It could be that the phages would have reached the optimum if allowed to adapt for longer. However, repeated evolution of ΦX174 to a common phenotypic endpoint and the observation that phenotypic evolution was rapid over other areas of phenotype space suggest that this was not the primary limit on adaptation.
Instead, constraint on lysis interval, either absolute or due to pleiotropic effects on other phenotypes, seems the most likely explanation for failure to reach the predicted optimum. This may be caused by the overlap of gene E with gene D, which is highly conserved , or by the relatively crude ΦX174 lysis mechanism . If evolution were possible but the quantitative optimality prediction itself was inaccurate, introducing major changes that would alter the optimum would lead to a different results, yet this had no effect.

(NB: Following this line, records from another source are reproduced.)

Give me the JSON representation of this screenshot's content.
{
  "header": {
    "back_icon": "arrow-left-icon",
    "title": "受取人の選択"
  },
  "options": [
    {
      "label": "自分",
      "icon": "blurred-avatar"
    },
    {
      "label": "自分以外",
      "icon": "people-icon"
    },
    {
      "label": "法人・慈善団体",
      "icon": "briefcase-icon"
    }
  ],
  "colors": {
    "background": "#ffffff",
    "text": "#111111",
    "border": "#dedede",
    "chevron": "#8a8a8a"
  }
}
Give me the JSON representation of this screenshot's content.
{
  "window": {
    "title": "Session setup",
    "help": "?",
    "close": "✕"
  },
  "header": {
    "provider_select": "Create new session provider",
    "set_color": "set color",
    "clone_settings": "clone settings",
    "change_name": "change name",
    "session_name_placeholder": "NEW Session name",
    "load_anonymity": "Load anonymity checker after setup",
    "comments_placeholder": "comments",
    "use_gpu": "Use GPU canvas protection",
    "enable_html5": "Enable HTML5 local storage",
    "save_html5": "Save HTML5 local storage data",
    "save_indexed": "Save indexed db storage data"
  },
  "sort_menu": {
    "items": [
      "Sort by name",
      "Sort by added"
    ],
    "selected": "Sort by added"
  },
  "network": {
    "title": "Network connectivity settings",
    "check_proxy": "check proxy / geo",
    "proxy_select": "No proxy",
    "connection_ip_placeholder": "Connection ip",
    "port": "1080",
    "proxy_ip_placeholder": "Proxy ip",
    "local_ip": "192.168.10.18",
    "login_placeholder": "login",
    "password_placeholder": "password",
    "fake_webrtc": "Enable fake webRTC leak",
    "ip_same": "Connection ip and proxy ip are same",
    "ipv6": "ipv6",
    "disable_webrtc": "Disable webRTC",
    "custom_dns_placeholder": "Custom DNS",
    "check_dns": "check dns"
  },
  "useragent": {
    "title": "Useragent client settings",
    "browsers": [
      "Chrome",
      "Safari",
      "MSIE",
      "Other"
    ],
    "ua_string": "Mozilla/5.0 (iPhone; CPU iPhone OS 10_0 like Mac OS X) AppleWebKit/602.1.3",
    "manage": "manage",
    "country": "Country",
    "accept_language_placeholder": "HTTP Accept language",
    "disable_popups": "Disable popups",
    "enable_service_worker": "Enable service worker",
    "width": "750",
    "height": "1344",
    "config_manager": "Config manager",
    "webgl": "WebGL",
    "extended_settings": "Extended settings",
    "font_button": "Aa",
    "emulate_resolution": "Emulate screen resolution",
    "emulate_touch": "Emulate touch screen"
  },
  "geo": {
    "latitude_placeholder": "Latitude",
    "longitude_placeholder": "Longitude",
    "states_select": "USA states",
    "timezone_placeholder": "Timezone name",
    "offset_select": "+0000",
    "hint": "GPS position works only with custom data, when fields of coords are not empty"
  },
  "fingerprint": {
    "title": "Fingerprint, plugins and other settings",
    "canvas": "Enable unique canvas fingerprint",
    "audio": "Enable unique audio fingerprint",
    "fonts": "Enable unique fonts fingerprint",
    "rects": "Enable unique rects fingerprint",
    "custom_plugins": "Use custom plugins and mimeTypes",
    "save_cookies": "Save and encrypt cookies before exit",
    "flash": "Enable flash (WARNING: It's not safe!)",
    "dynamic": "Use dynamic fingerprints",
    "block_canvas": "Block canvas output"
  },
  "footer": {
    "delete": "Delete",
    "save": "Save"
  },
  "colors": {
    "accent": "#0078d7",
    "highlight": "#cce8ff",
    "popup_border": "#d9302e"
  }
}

A large part of the ST-1 lysis time adaptation was driven by changes in eclipse time. Phenotypes that are outside the scope of a model may frequently play a role in evolution. When optimality models are tested in nature, researchers often form conclusions after considering only the life history trait thought to be under selection. However, most life history traits, like lysis time, result from the interplay of a number of factors, which may mask the nature of adaptation.

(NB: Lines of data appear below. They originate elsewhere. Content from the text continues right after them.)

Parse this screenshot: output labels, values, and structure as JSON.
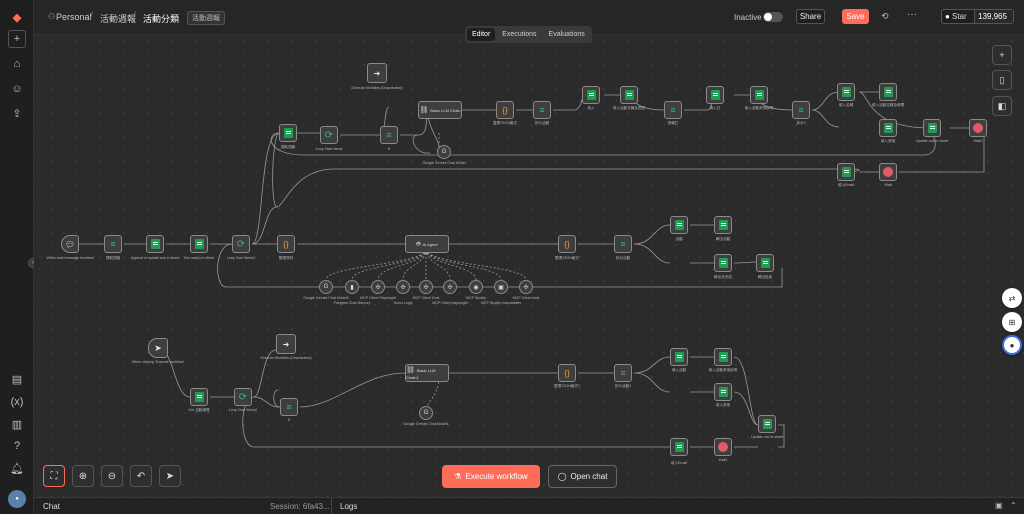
{
  "breadcrumb": {
    "owner": "Personal",
    "project": "活動週報",
    "workflow": "活動分類",
    "tag": "活動週報"
  },
  "header": {
    "inactive_label": "Inactive",
    "share_label": "Share",
    "save_label": "Save",
    "star_label": "Star",
    "star_count": "139,965"
  },
  "tabs": [
    "Editor",
    "Executions",
    "Evaluations"
  ],
  "buttons": {
    "execute": "Execute workflow",
    "open_chat": "Open chat"
  },
  "bottom": {
    "chat_label": "Chat",
    "session": "Session: 6fa43...",
    "logs_label": "Logs"
  },
  "nodes": {
    "chat_trigger": "When chat message received",
    "sheet_a": "提取週報",
    "append_sheet": "Append or update row in sheet",
    "set_row": "Get row(s) in sheet",
    "loop1": "Loop Over Items1",
    "code1": "整理資料",
    "ai_agent": "AI Agent",
    "code2": "整理JSON格式",
    "split2": "拆分活動",
    "r2a": "活動",
    "r2b": "轉出活動",
    "r2c": "轉出未完成",
    "r2d": "轉出結束",
    "manual_trigger": "When clicking 'Execute workflow'",
    "get_sheet": "Get 活動總覽",
    "loop3": "Loop Over Items2",
    "exec3": "Execute Workflow (Deactivated)",
    "split3": "If",
    "llm3": "Basic LLM Chain1",
    "gemini3": "Google Gemini Chat Model1",
    "code3": "整理JSON格式1",
    "split3b": "拆分活動1",
    "r3a": "填入活動",
    "r3b": "填入活動其他說明",
    "r3c": "填入其他",
    "r3d": "填入Email",
    "wait3": "Wait1",
    "upd3": "Update row in sheet",
    "top_sheet": "讀取週報",
    "loop_top": "Loop Over Items",
    "split_top": "If",
    "exec_top": "Execute Workflow (Deactivated)",
    "llm_top": "Basic LLM Chain",
    "gemini_top": "Google Gemini Chat Model",
    "code_top": "整理JSON格式",
    "split_top2": "拆分活動",
    "t1": "填入",
    "t2": "填入活動名稱及簡述",
    "t3": "週報打",
    "t4": "填入日",
    "t5": "填入活動其他說明",
    "t6": "拆分3",
    "t7": "填入名稱",
    "t8": "填入活動名稱及時間",
    "t9": "填入其他",
    "t10": "Update row in sheet",
    "t11": "Wait2",
    "t12": "填入Email",
    "t13": "Wait",
    "tools": [
      "Google Gemini Chat Model3",
      "Postgres Chat Memory",
      "MCP Client Playwright",
      "Sumo Logic",
      "MCP Client Chat",
      "MCP Client playwright",
      "MCP Spotify",
      "MCP Spotify executables",
      "MCP Client tools"
    ]
  },
  "colors": {
    "save": "#ff6d5a",
    "accent": "#ff6d5a",
    "node_border": "#8a8a8a",
    "sheet_icon": "#1f9d55",
    "wire": "#9a9a9a"
  }
}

This complexity is also evident on the genetic level. For example, ST-1 evolved to lyse closer to the optimum (shortening both its post-infection lysis time and its lysis interval) without changes in gene E, the only gene implicated in the widely accepted 1-component model for lysis in ΦX174-like phages . Other genes (A, F and H) that did evolve in ST-1 may play some heretofore unsuspected role in mediating lysis. However, it is far more likely that, as previously observed in T7 phage, genes with no direct role in cell lysis affect lysis timing by altering timing of lysis gene expression or by indirect effects on other stages of the life cycle rather than lysis mechanisms per se [17, 20, 49]. Similar interactions may make optimality predictions in other organisms more difficult.